Before the classic high school plot of “The D.U.F.F” was “Mean Girls”, and before “Mean Girls” was “Clueless”. Before the romantic musical of “La La Land” was “Singin’ In the Rain”. Before the fake-relationship narrative of “The Proposal” was “How to Lose a Guy in 10 Days”, and before that, “While You Were Sleeping”.
But before “Crazy Rich Asians” was…”Memoirs of a Geisha”? “Enter the Dragon”? “Doctor Strange”, which, believe it or not, is in fact listed under the category of “Asian movie” on IMDb? No, there is far too much village-fleeing and Kung fu in those movies to ever be classified as a rom-com.
Pop culture magazines’ top-whatever lists of best rom-coms believably feature films starring predominantly Caucasian actors and actresses. Even just last year, having an Asian lead in a rom-com would be about as improbable as having a Jackie Chan movie without any martial arts. Asian men and women have usually been represented as nerdy, shy, socially inept sidekicks, and moreover, women, specifically, were often overly-sexualized and portrayed as “exotic”.
“The industry is run by white people […] If we go back to history, […] they wanted us to fear Asian men, and they wanted us to emasculate them, and then they also wanted to sexualize Asian women, so it’s always been tough to get the perception for Asian people in regular media and to normalize us.” Laura Sirikul, activist and journalist with Nerds of Color, a community of fans that according to their website, thenerdsofcolor.org, looks at events with a “culturally critical eye”, said.
It is time the media represents Asian men and women as unique individuals, whether confident, funny, smart, beautiful or all of the above. In recent years, shows like “Kim’s Convenience”, “Master of None” and the ever-famous “Fresh Off The Boat” have done a fantastic job of portraying Asians in all walks of life. De-tokenizing them, if possible.
“Crazy Rich Asians”, however, is not that kind of representation. Though written through an Asian lens and with an undeniably Asian cast and setting, the story of “Crazy Rich Asians” is surprisingly American. Universal, even.
“[After seeing the promotions,] I thought it was really cool it was an all-Asian cast. The trailer is really funny. It seem[ed] like a fun rom-com to watch.” Rashmi Iyer (11), who watched the film, said. “[We should] be aware of the fact that white-washing is going on and be more accepting of different people acting, and that we give Asian Americans more chances in Hollywood.”

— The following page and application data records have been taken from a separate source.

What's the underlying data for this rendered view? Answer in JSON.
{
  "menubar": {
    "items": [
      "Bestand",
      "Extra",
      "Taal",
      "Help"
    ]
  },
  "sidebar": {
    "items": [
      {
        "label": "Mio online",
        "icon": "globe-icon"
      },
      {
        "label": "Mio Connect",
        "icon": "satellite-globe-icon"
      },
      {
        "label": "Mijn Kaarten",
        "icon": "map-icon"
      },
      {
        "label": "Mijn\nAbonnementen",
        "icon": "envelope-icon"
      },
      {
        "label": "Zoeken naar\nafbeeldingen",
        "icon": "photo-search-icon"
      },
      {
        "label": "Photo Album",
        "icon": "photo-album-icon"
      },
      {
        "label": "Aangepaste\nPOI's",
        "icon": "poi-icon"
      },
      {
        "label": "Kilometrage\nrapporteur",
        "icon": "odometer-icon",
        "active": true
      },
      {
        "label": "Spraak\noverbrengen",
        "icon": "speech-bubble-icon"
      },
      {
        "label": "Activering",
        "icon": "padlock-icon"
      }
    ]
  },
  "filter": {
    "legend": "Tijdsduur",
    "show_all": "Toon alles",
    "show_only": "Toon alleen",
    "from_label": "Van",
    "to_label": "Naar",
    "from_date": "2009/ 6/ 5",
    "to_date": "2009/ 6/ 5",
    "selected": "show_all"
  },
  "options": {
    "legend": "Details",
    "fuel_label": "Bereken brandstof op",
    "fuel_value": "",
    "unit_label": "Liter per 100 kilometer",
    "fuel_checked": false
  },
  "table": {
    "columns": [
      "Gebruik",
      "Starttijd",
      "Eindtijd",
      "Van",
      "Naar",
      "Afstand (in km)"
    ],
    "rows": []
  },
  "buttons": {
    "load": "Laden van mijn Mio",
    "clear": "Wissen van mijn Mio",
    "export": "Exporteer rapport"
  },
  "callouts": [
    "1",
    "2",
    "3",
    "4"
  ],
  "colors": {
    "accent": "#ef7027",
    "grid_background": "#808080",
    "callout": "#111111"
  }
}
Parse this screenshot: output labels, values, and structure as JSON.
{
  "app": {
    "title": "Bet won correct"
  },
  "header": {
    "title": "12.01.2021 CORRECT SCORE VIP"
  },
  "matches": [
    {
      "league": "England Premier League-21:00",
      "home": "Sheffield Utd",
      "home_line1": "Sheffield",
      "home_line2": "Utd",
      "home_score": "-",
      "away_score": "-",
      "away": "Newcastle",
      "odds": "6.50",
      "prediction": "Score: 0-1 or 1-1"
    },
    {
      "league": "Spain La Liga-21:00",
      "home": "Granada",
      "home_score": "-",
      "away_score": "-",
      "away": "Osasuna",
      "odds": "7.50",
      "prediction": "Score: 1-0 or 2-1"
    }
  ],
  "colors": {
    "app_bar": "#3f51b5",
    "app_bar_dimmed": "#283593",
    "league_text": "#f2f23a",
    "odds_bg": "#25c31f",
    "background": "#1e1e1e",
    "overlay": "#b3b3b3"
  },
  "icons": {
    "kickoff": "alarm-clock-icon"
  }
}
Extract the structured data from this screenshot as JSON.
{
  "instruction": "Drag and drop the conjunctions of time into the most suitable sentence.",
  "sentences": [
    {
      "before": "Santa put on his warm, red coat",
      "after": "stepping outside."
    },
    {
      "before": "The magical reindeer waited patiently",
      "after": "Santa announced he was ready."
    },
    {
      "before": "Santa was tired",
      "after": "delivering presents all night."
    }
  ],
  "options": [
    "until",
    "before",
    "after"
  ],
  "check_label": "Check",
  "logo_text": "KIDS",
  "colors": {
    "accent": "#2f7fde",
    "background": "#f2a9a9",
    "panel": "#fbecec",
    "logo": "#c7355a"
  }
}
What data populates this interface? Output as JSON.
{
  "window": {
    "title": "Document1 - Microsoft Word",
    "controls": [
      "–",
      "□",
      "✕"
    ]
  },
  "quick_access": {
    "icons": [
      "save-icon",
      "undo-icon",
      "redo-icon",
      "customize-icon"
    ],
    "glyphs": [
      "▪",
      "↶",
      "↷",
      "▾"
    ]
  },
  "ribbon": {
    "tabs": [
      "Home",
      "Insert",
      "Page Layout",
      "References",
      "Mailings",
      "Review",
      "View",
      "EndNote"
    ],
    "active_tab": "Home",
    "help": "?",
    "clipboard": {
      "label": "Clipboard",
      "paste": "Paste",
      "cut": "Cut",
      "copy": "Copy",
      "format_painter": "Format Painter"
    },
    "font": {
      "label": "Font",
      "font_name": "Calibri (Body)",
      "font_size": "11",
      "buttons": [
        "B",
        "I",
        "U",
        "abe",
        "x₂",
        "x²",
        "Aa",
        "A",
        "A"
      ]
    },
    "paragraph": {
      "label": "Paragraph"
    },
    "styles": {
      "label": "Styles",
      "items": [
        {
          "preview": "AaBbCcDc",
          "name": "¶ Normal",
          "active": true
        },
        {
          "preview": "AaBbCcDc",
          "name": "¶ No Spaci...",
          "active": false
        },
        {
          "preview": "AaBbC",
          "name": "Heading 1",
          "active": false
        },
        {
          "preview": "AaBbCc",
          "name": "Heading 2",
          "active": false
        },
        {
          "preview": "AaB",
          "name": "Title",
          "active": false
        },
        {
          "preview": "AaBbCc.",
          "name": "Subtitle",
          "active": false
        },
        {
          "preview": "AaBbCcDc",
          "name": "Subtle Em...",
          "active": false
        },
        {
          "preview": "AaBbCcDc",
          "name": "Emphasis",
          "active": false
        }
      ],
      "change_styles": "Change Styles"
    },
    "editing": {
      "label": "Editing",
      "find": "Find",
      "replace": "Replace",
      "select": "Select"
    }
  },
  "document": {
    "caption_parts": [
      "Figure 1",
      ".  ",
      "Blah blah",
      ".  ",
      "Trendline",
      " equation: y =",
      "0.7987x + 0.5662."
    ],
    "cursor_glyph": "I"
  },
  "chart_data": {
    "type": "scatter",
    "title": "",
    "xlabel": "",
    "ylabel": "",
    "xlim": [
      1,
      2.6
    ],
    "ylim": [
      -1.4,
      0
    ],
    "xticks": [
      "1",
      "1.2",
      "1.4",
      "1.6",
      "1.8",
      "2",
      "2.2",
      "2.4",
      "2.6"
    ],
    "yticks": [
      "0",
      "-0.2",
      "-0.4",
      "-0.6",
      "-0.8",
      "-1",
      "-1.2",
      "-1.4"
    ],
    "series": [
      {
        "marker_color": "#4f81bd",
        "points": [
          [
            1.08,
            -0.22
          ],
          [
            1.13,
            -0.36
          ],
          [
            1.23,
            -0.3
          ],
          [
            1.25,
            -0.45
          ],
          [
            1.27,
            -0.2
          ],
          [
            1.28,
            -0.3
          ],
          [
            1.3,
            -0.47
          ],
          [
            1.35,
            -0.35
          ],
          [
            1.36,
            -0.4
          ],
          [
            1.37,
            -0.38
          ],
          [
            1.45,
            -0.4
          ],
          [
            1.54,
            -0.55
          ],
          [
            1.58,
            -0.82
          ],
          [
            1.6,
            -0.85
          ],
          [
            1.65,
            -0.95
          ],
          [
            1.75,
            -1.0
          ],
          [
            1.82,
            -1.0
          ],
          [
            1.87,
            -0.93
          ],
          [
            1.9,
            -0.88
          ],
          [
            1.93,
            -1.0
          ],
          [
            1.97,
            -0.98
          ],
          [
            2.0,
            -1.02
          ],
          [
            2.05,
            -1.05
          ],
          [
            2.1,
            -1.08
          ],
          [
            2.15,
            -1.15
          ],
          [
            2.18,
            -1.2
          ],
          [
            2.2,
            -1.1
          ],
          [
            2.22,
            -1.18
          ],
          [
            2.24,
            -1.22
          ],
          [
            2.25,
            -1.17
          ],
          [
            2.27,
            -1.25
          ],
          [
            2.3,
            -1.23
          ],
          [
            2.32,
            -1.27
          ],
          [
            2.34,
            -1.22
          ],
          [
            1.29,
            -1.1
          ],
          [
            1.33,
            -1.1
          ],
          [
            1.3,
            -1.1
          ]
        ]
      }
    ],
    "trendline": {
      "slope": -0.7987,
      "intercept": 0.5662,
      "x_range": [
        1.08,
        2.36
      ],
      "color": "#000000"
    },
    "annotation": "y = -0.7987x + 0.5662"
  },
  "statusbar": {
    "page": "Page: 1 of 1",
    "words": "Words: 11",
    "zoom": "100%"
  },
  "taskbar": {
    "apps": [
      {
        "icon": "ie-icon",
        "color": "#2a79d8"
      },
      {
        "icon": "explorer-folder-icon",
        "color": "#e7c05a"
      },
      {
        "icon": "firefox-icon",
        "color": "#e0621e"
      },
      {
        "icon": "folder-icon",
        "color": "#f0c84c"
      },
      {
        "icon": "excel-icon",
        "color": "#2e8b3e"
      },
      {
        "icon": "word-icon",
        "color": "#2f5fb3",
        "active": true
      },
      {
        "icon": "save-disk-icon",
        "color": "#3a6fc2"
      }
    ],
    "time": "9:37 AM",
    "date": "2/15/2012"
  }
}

“Crazy Rich Asians” represents a narrative we have yet to see more of: the contemporary story of lead Asian actors and actresses. A love story, in particular, one of an Asian American. The life of the Asian American remains under tight wraps in the world of Hollywood, whether due to fear or concerns about the box office or other barriers that make directors and film companies shy away from telling these people’s stories. This movie is actually the first Asian-led mainstream film in theatres to be set in contemporary time since the “Joy Luck Club”, 25 years ago.
“I think this [film] is encouraging. I think there are still barriers for Asian actors, like [some] have to change their names to seem white […]. There are still barriers to be overcome, but I think it’s encouraging to those who want to get into acting but are discouraged because of the whitewashing.” Grant Miner (11), who watched the film, said.
This piece was originally published in the pages of The Winged Post on Aug. 31, 2018.